Goal of the exercise -
Only lines below containing the string "Usage" should be counted; please give that count by itself.

Records to process -
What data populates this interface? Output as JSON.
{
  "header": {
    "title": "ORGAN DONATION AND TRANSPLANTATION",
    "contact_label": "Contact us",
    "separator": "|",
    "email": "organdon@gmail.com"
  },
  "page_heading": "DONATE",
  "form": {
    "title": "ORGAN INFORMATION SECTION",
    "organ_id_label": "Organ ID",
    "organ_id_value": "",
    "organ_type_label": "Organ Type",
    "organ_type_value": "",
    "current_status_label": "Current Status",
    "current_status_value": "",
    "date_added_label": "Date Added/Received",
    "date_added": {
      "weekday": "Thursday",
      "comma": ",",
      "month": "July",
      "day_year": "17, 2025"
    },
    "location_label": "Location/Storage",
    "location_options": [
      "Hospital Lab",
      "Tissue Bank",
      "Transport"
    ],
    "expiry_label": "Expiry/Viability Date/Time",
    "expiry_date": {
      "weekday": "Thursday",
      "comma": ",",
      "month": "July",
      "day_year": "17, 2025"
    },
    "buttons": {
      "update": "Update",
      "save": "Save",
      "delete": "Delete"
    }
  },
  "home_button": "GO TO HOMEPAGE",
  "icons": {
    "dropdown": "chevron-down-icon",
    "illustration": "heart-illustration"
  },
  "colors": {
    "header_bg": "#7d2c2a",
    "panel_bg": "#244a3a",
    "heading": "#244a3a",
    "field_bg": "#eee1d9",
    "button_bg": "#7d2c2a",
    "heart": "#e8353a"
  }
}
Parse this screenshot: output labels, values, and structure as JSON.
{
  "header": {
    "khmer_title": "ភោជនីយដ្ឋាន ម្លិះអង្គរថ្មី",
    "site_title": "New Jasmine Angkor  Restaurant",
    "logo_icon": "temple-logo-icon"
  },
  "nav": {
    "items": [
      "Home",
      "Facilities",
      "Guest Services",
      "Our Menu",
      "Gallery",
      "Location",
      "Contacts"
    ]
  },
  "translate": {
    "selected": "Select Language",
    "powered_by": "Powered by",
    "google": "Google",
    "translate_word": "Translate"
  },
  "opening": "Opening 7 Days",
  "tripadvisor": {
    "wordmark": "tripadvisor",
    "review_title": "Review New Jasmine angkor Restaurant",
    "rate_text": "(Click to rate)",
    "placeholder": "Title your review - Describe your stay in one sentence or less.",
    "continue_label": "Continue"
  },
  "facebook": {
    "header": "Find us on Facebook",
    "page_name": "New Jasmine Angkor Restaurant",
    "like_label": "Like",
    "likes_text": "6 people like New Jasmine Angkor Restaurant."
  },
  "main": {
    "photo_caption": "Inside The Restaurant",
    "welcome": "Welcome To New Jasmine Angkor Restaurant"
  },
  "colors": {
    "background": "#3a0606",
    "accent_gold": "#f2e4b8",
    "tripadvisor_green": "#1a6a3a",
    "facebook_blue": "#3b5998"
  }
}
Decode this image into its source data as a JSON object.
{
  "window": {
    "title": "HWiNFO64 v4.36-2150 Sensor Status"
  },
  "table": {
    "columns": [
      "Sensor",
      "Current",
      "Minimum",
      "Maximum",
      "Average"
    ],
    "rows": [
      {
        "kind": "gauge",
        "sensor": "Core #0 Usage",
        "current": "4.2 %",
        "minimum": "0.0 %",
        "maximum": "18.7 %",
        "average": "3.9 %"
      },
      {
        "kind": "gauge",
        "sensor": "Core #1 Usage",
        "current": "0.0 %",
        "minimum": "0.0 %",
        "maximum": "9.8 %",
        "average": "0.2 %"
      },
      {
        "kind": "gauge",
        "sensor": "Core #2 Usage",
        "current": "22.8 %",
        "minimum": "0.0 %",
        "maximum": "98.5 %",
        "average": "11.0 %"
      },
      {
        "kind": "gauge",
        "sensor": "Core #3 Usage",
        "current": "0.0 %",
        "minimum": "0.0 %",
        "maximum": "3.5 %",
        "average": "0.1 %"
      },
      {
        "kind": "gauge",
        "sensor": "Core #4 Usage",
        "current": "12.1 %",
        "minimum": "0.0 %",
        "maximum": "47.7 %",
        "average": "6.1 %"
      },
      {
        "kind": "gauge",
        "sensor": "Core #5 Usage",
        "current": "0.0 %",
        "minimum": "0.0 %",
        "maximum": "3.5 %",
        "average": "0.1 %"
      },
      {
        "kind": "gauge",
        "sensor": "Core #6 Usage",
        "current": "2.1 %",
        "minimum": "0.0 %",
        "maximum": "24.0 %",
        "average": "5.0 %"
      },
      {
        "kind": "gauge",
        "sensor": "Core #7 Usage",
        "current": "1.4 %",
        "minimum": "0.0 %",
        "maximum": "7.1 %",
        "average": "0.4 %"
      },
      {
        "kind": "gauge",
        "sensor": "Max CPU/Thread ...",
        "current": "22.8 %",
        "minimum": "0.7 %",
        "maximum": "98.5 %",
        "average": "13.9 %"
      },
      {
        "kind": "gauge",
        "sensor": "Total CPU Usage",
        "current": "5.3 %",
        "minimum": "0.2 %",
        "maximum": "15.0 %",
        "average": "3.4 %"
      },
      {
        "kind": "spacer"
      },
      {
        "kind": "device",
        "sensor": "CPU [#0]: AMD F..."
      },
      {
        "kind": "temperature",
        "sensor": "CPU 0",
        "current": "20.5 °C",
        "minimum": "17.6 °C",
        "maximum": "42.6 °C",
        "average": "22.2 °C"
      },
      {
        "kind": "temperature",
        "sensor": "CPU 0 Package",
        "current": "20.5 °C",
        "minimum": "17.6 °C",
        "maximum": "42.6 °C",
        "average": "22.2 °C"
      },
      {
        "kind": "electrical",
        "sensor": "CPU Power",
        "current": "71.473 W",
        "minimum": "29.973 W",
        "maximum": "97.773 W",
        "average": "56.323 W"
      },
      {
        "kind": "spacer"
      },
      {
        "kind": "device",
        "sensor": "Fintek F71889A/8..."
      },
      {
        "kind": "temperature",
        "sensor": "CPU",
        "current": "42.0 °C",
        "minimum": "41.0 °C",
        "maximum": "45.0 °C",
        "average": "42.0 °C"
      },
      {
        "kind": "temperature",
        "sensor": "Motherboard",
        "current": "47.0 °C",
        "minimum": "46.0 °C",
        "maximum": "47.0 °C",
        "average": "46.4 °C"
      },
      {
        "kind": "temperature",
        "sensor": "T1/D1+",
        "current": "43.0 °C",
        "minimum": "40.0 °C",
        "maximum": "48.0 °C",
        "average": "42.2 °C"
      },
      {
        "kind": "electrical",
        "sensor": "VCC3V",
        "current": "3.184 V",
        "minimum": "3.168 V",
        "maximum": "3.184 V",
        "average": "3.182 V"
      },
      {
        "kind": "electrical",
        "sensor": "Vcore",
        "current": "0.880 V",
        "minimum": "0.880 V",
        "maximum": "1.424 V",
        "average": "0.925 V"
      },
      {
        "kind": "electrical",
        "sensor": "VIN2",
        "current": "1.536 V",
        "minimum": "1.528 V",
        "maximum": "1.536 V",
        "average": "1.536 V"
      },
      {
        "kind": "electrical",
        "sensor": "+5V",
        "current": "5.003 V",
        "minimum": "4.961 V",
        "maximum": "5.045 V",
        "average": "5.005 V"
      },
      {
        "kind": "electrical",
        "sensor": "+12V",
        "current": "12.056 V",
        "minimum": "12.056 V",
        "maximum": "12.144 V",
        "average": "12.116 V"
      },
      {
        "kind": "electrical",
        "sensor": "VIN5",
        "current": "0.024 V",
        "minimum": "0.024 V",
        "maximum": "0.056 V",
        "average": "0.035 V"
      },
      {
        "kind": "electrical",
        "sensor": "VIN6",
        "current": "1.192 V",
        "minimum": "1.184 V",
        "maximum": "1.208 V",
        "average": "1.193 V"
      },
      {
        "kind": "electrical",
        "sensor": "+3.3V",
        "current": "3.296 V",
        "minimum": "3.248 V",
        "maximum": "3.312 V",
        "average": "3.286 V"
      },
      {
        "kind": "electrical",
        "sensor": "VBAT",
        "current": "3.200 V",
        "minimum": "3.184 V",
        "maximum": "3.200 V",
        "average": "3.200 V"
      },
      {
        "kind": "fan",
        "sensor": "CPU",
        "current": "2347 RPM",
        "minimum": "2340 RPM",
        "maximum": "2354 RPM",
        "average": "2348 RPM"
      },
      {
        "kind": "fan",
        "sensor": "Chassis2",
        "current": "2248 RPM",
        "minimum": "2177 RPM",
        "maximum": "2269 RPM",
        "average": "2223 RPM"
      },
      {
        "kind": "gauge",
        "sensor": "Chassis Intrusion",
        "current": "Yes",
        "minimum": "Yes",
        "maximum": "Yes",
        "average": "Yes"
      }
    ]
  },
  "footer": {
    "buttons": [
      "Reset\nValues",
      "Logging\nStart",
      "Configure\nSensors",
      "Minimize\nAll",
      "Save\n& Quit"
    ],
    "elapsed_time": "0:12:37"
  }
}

Solved exercise -
9